§ TASK BRIEF: Quote the listing below in full and exactly as written, but omit every picture.

§ EXERCISE INPUTS:
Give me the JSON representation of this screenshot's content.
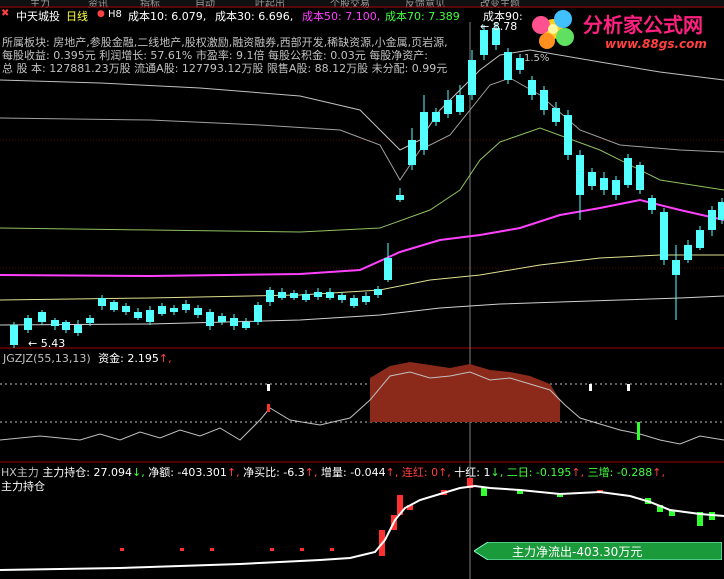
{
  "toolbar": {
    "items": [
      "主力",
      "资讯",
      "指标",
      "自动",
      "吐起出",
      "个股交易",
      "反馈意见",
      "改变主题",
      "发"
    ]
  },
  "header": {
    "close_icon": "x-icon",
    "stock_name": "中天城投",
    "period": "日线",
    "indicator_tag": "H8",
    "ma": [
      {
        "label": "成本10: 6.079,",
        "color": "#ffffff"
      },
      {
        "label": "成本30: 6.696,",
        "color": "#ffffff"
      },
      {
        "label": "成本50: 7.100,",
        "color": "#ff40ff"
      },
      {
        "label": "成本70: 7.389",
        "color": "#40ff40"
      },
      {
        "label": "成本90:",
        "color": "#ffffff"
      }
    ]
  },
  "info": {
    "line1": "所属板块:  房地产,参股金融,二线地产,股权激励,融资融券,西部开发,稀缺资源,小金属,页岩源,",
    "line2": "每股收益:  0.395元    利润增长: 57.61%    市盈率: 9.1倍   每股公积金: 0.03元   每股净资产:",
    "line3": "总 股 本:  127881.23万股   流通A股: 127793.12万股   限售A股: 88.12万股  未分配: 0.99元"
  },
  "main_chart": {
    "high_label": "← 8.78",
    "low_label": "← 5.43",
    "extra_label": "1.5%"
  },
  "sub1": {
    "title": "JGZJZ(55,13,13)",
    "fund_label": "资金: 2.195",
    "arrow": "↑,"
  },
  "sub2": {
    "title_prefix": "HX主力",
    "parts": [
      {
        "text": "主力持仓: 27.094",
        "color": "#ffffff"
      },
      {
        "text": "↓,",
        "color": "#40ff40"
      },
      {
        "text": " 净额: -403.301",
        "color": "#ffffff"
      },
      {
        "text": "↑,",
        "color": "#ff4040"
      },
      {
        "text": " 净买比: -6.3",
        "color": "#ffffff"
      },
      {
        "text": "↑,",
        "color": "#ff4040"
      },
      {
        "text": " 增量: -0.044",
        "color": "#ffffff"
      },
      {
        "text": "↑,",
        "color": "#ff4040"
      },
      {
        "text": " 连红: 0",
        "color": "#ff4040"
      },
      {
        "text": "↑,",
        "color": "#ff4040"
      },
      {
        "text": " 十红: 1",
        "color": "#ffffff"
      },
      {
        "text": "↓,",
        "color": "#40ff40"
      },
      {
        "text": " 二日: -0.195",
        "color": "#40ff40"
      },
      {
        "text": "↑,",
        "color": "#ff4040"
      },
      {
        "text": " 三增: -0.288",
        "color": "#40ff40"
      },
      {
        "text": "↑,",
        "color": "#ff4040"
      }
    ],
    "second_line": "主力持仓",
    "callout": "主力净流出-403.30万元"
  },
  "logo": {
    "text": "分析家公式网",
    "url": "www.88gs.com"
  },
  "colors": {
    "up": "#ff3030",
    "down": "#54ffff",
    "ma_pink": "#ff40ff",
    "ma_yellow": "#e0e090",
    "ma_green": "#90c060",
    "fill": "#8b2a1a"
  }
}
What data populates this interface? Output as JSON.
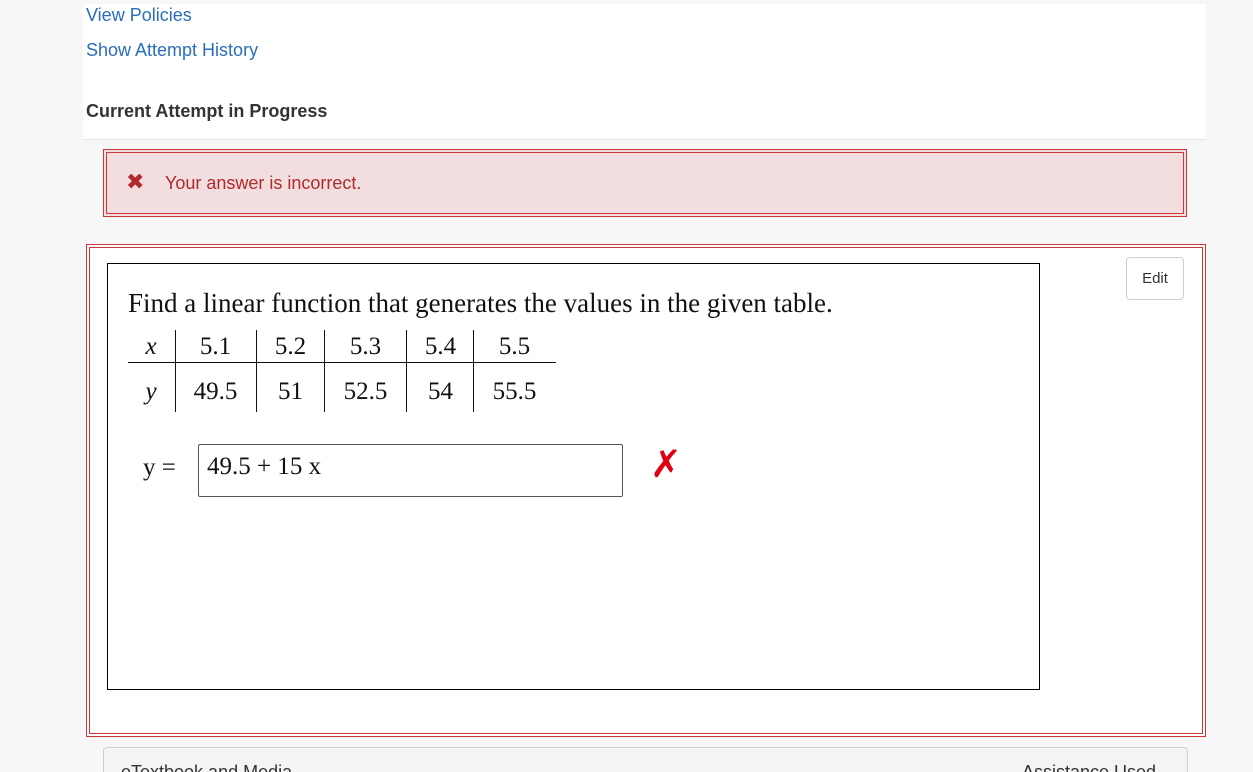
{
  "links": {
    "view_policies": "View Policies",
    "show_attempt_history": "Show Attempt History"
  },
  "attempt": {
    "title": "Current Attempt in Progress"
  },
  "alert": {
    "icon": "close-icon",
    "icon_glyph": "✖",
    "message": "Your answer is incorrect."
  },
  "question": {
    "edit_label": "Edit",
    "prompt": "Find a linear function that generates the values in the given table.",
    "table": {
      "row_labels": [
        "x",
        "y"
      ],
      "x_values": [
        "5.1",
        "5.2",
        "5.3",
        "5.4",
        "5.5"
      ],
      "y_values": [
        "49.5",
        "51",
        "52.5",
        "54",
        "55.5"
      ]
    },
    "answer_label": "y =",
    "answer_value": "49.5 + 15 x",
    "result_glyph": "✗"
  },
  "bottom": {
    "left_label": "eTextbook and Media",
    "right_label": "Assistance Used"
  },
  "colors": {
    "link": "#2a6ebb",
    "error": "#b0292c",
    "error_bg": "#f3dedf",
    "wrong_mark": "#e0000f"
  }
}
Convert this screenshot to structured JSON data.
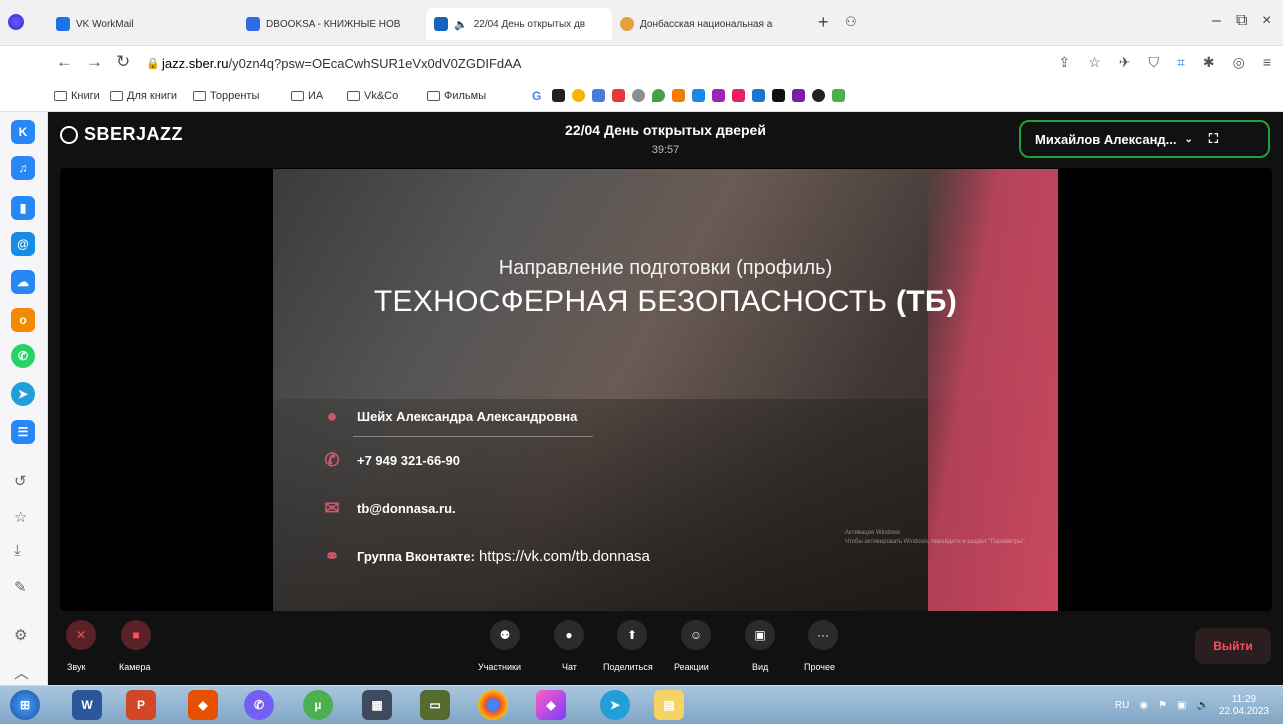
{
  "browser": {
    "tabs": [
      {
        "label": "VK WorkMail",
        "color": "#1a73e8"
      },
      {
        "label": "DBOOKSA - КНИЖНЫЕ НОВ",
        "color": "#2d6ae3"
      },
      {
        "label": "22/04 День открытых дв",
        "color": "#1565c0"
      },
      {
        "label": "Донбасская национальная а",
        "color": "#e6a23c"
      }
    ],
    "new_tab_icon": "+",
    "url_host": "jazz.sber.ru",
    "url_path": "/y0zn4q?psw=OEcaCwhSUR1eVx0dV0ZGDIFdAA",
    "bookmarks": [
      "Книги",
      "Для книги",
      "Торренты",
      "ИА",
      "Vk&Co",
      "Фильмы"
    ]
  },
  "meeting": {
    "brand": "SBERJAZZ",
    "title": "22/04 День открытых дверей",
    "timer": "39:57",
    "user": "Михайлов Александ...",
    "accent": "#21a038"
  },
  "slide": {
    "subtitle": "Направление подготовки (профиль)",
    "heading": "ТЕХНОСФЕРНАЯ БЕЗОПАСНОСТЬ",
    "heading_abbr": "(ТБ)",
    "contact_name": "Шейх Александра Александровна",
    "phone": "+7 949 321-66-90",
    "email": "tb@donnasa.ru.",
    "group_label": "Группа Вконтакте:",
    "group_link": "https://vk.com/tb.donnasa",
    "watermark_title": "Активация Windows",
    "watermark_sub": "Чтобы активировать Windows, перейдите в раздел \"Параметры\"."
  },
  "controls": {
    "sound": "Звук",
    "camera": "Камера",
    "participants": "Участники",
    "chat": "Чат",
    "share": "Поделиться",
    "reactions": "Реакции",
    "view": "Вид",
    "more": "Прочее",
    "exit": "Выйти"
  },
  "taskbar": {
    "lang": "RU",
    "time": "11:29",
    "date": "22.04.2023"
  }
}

§ SOLUTION FOR THIS PROBLEM:
Give me the JSON representation of this screenshot's content.
{
  "toolbar": {
    "items": [
      "主力",
      "资讯",
      "指标",
      "自动",
      "吐起出",
      "个股交易",
      "反馈意见",
      "改变主题",
      "发"
    ]
  },
  "header": {
    "close_icon": "x-icon",
    "stock_name": "中天城投",
    "period": "日线",
    "indicator_tag": "H8",
    "ma": [
      {
        "label": "成本10: 6.079,",
        "color": "#ffffff"
      },
      {
        "label": "成本30: 6.696,",
        "color": "#ffffff"
      },
      {
        "label": "成本50: 7.100,",
        "color": "#ff40ff"
      },
      {
        "label": "成本70: 7.389",
        "color": "#40ff40"
      },
      {
        "label": "成本90:",
        "color": "#ffffff"
      }
    ]
  },
  "info": {
    "line1": "所属板块:  房地产,参股金融,二线地产,股权激励,融资融券,西部开发,稀缺资源,小金属,页岩源,",
    "line2": "每股收益:  0.395元    利润增长: 57.61%    市盈率: 9.1倍   每股公积金: 0.03元   每股净资产:",
    "line3": "总 股 本:  127881.23万股   流通A股: 127793.12万股   限售A股: 88.12万股  未分配: 0.99元"
  },
  "main_chart": {
    "high_label": "← 8.78",
    "low_label": "← 5.43",
    "extra_label": "1.5%"
  },
  "sub1": {
    "title": "JGZJZ(55,13,13)",
    "fund_label": "资金: 2.195",
    "arrow": "↑,"
  },
  "sub2": {
    "title_prefix": "HX主力",
    "parts": [
      {
        "text": "主力持仓: 27.094",
        "color": "#ffffff"
      },
      {
        "text": "↓,",
        "color": "#40ff40"
      },
      {
        "text": " 净额: -403.301",
        "color": "#ffffff"
      },
      {
        "text": "↑,",
        "color": "#ff4040"
      },
      {
        "text": " 净买比: -6.3",
        "color": "#ffffff"
      },
      {
        "text": "↑,",
        "color": "#ff4040"
      },
      {
        "text": " 增量: -0.044",
        "color": "#ffffff"
      },
      {
        "text": "↑,",
        "color": "#ff4040"
      },
      {
        "text": " 连红: 0",
        "color": "#ff4040"
      },
      {
        "text": "↑,",
        "color": "#ff4040"
      },
      {
        "text": " 十红: 1",
        "color": "#ffffff"
      },
      {
        "text": "↓,",
        "color": "#40ff40"
      },
      {
        "text": " 二日: -0.195",
        "color": "#40ff40"
      },
      {
        "text": "↑,",
        "color": "#ff4040"
      },
      {
        "text": " 三增: -0.288",
        "color": "#40ff40"
      },
      {
        "text": "↑,",
        "color": "#ff4040"
      }
    ],
    "second_line": "主力持仓",
    "callout": "主力净流出-403.30万元"
  },
  "logo": {
    "text": "分析家公式网",
    "url": "www.88gs.com"
  },
  "colors": {
    "up": "#ff3030",
    "down": "#54ffff",
    "ma_pink": "#ff40ff",
    "ma_yellow": "#e0e090",
    "ma_green": "#90c060",
    "fill": "#8b2a1a"
  }
}
What data populates this interface? Output as JSON.
{
  "links": {
    "view_policies": "View Policies",
    "show_attempt_history": "Show Attempt History"
  },
  "attempt": {
    "title": "Current Attempt in Progress"
  },
  "alert": {
    "icon": "close-icon",
    "icon_glyph": "✖",
    "message": "Your answer is incorrect."
  },
  "question": {
    "edit_label": "Edit",
    "prompt": "Find a linear function that generates the values in the given table.",
    "table": {
      "row_labels": [
        "x",
        "y"
      ],
      "x_values": [
        "5.1",
        "5.2",
        "5.3",
        "5.4",
        "5.5"
      ],
      "y_values": [
        "49.5",
        "51",
        "52.5",
        "54",
        "55.5"
      ]
    },
    "answer_label": "y =",
    "answer_value": "49.5 + 15 x",
    "result_glyph": "✗"
  },
  "bottom": {
    "left_label": "eTextbook and Media",
    "right_label": "Assistance Used"
  },
  "colors": {
    "link": "#2a6ebb",
    "error": "#b0292c",
    "error_bg": "#f3dedf",
    "wrong_mark": "#e0000f"
  }
}
Convert this screenshot to structured JSON data.
{
  "browser": {
    "tabs": [
      {
        "label": "VK WorkMail",
        "color": "#1a73e8"
      },
      {
        "label": "DBOOKSA - КНИЖНЫЕ НОВ",
        "color": "#2d6ae3"
      },
      {
        "label": "22/04 День открытых дв",
        "color": "#1565c0"
      },
      {
        "label": "Донбасская национальная а",
        "color": "#e6a23c"
      }
    ],
    "new_tab_icon": "+",
    "url_host": "jazz.sber.ru",
    "url_path": "/y0zn4q?psw=OEcaCwhSUR1eVx0dV0ZGDIFdAA",
    "bookmarks": [
      "Книги",
      "Для книги",
      "Торренты",
      "ИА",
      "Vk&Co",
      "Фильмы"
    ]
  },
  "meeting": {
    "brand": "SBERJAZZ",
    "title": "22/04 День открытых дверей",
    "timer": "39:57",
    "user": "Михайлов Александ...",
    "accent": "#21a038"
  },
  "slide": {
    "subtitle": "Направление подготовки (профиль)",
    "heading": "ТЕХНОСФЕРНАЯ БЕЗОПАСНОСТЬ",
    "heading_abbr": "(ТБ)",
    "contact_name": "Шейх Александра Александровна",
    "phone": "+7 949 321-66-90",
    "email": "tb@donnasa.ru.",
    "group_label": "Группа Вконтакте:",
    "group_link": "https://vk.com/tb.donnasa",
    "watermark_title": "Активация Windows",
    "watermark_sub": "Чтобы активировать Windows, перейдите в раздел \"Параметры\"."
  },
  "controls": {
    "sound": "Звук",
    "camera": "Камера",
    "participants": "Участники",
    "chat": "Чат",
    "share": "Поделиться",
    "reactions": "Реакции",
    "view": "Вид",
    "more": "Прочее",
    "exit": "Выйти"
  },
  "taskbar": {
    "lang": "RU",
    "time": "11:29",
    "date": "22.04.2023"
  }
}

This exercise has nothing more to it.